• What you should do
Within the records that follow, find every line containing the string "объект". Copy those lines.

*** Opening Material provided ***

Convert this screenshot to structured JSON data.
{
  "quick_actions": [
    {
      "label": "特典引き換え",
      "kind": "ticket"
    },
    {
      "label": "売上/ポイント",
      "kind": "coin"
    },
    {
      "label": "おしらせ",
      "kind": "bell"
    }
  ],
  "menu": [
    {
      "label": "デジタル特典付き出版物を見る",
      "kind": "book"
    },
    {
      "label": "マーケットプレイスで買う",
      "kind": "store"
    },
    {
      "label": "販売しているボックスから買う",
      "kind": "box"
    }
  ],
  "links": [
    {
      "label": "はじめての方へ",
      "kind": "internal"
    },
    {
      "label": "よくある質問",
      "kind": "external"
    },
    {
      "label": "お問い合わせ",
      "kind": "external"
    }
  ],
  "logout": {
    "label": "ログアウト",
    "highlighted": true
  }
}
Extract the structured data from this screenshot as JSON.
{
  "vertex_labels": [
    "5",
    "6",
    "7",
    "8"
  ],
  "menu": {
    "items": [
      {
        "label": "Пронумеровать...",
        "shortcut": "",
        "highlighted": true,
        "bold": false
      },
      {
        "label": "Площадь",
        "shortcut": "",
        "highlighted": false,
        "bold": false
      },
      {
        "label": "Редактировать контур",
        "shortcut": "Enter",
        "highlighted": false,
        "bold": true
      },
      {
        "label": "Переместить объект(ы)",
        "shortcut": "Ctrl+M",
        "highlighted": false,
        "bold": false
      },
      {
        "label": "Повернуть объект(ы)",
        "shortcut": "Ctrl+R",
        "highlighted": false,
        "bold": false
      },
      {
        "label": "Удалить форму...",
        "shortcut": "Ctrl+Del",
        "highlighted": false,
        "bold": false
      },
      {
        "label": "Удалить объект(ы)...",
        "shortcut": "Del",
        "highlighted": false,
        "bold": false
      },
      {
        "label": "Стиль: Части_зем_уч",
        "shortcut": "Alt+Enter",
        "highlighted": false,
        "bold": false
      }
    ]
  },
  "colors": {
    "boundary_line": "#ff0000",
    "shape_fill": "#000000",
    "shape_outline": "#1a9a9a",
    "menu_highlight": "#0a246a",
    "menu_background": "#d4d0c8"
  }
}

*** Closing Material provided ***

• Result of the task
        "label": "Переместить объект(ы)",
        "label": "Повернуть объект(ы)",
        "label": "Удалить объект(ы)...",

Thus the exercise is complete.